Page and application data records
=== Begin Enclosure ===

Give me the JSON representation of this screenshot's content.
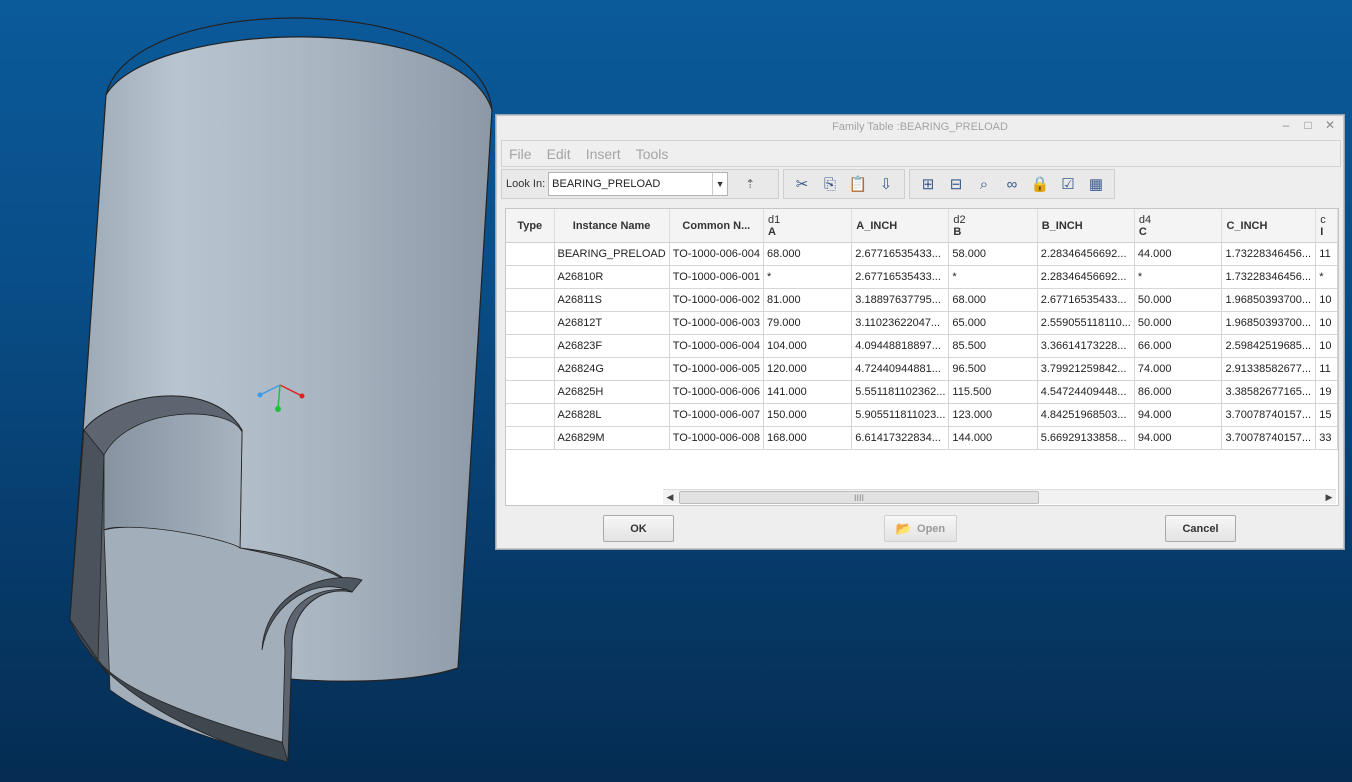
{
  "dialog": {
    "title": "Family Table :BEARING_PRELOAD",
    "window_controls": {
      "minimize": "‒",
      "maximize": "□",
      "close": "✕"
    },
    "menu": [
      "File",
      "Edit",
      "Insert",
      "Tools"
    ],
    "look_in": {
      "label": "Look In:",
      "value": "BEARING_PRELOAD"
    },
    "toolbar_icons": [
      "up-folder-icon",
      "cut-icon",
      "copy-icon",
      "paste-icon",
      "paste-special-icon",
      "add-column-icon",
      "insert-instance-icon",
      "find-icon",
      "verify-icon",
      "lock-icon",
      "check-icon",
      "table-view-icon"
    ],
    "columns": [
      {
        "line1": "",
        "line2": "Type"
      },
      {
        "line1": "",
        "line2": "Instance Name"
      },
      {
        "line1": "",
        "line2": "Common N..."
      },
      {
        "line1": "d1",
        "line2": "A"
      },
      {
        "line1": "",
        "line2": "A_INCH"
      },
      {
        "line1": "d2",
        "line2": "B"
      },
      {
        "line1": "",
        "line2": "B_INCH"
      },
      {
        "line1": "d4",
        "line2": "C"
      },
      {
        "line1": "",
        "line2": "C_INCH"
      },
      {
        "line1": "c",
        "line2": "I"
      }
    ],
    "rows": [
      [
        "",
        "BEARING_PRELOAD",
        "TO-1000-006-004",
        "68.000",
        "2.67716535433...",
        "58.000",
        "2.28346456692...",
        "44.000",
        "1.73228346456...",
        "11"
      ],
      [
        "",
        "A26810R",
        "TO-1000-006-001",
        "*",
        "2.67716535433...",
        "*",
        "2.28346456692...",
        "*",
        "1.73228346456...",
        "*"
      ],
      [
        "",
        "A26811S",
        "TO-1000-006-002",
        "81.000",
        "3.18897637795...",
        "68.000",
        "2.67716535433...",
        "50.000",
        "1.96850393700...",
        "10"
      ],
      [
        "",
        "A26812T",
        "TO-1000-006-003",
        "79.000",
        "3.11023622047...",
        "65.000",
        "2.559055118110...",
        "50.000",
        "1.96850393700...",
        "10"
      ],
      [
        "",
        "A26823F",
        "TO-1000-006-004",
        "104.000",
        "4.09448818897...",
        "85.500",
        "3.36614173228...",
        "66.000",
        "2.59842519685...",
        "10"
      ],
      [
        "",
        "A26824G",
        "TO-1000-006-005",
        "120.000",
        "4.72440944881...",
        "96.500",
        "3.79921259842...",
        "74.000",
        "2.91338582677...",
        "11"
      ],
      [
        "",
        "A26825H",
        "TO-1000-006-006",
        "141.000",
        "5.551181102362...",
        "115.500",
        "4.54724409448...",
        "86.000",
        "3.38582677165...",
        "19"
      ],
      [
        "",
        "A26828L",
        "TO-1000-006-007",
        "150.000",
        "5.905511811023...",
        "123.000",
        "4.84251968503...",
        "94.000",
        "3.70078740157...",
        "15"
      ],
      [
        "",
        "A26829M",
        "TO-1000-006-008",
        "168.000",
        "6.61417322834...",
        "144.000",
        "5.66929133858...",
        "94.000",
        "3.70078740157...",
        "33"
      ]
    ],
    "scroll_thumb": "IIII",
    "buttons": {
      "ok": "OK",
      "open": "Open",
      "cancel": "Cancel"
    }
  }
}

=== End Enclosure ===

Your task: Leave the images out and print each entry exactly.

The completed task:
Give me the JSON representation of this screenshot's content.
{
  "dialog": {
    "title": "Family Table :BEARING_PRELOAD",
    "window_controls": {
      "minimize": "‒",
      "maximize": "□",
      "close": "✕"
    },
    "menu": [
      "File",
      "Edit",
      "Insert",
      "Tools"
    ],
    "look_in": {
      "label": "Look In:",
      "value": "BEARING_PRELOAD"
    },
    "toolbar_icons": [
      "up-folder-icon",
      "cut-icon",
      "copy-icon",
      "paste-icon",
      "paste-special-icon",
      "add-column-icon",
      "insert-instance-icon",
      "find-icon",
      "verify-icon",
      "lock-icon",
      "check-icon",
      "table-view-icon"
    ],
    "columns": [
      {
        "line1": "",
        "line2": "Type"
      },
      {
        "line1": "",
        "line2": "Instance Name"
      },
      {
        "line1": "",
        "line2": "Common N..."
      },
      {
        "line1": "d1",
        "line2": "A"
      },
      {
        "line1": "",
        "line2": "A_INCH"
      },
      {
        "line1": "d2",
        "line2": "B"
      },
      {
        "line1": "",
        "line2": "B_INCH"
      },
      {
        "line1": "d4",
        "line2": "C"
      },
      {
        "line1": "",
        "line2": "C_INCH"
      },
      {
        "line1": "c",
        "line2": "I"
      }
    ],
    "rows": [
      [
        "",
        "BEARING_PRELOAD",
        "TO-1000-006-004",
        "68.000",
        "2.67716535433...",
        "58.000",
        "2.28346456692...",
        "44.000",
        "1.73228346456...",
        "11"
      ],
      [
        "",
        "A26810R",
        "TO-1000-006-001",
        "*",
        "2.67716535433...",
        "*",
        "2.28346456692...",
        "*",
        "1.73228346456...",
        "*"
      ],
      [
        "",
        "A26811S",
        "TO-1000-006-002",
        "81.000",
        "3.18897637795...",
        "68.000",
        "2.67716535433...",
        "50.000",
        "1.96850393700...",
        "10"
      ],
      [
        "",
        "A26812T",
        "TO-1000-006-003",
        "79.000",
        "3.11023622047...",
        "65.000",
        "2.559055118110...",
        "50.000",
        "1.96850393700...",
        "10"
      ],
      [
        "",
        "A26823F",
        "TO-1000-006-004",
        "104.000",
        "4.09448818897...",
        "85.500",
        "3.36614173228...",
        "66.000",
        "2.59842519685...",
        "10"
      ],
      [
        "",
        "A26824G",
        "TO-1000-006-005",
        "120.000",
        "4.72440944881...",
        "96.500",
        "3.79921259842...",
        "74.000",
        "2.91338582677...",
        "11"
      ],
      [
        "",
        "A26825H",
        "TO-1000-006-006",
        "141.000",
        "5.551181102362...",
        "115.500",
        "4.54724409448...",
        "86.000",
        "3.38582677165...",
        "19"
      ],
      [
        "",
        "A26828L",
        "TO-1000-006-007",
        "150.000",
        "5.905511811023...",
        "123.000",
        "4.84251968503...",
        "94.000",
        "3.70078740157...",
        "15"
      ],
      [
        "",
        "A26829M",
        "TO-1000-006-008",
        "168.000",
        "6.61417322834...",
        "144.000",
        "5.66929133858...",
        "94.000",
        "3.70078740157...",
        "33"
      ]
    ],
    "scroll_thumb": "IIII",
    "buttons": {
      "ok": "OK",
      "open": "Open",
      "cancel": "Cancel"
    }
  }
}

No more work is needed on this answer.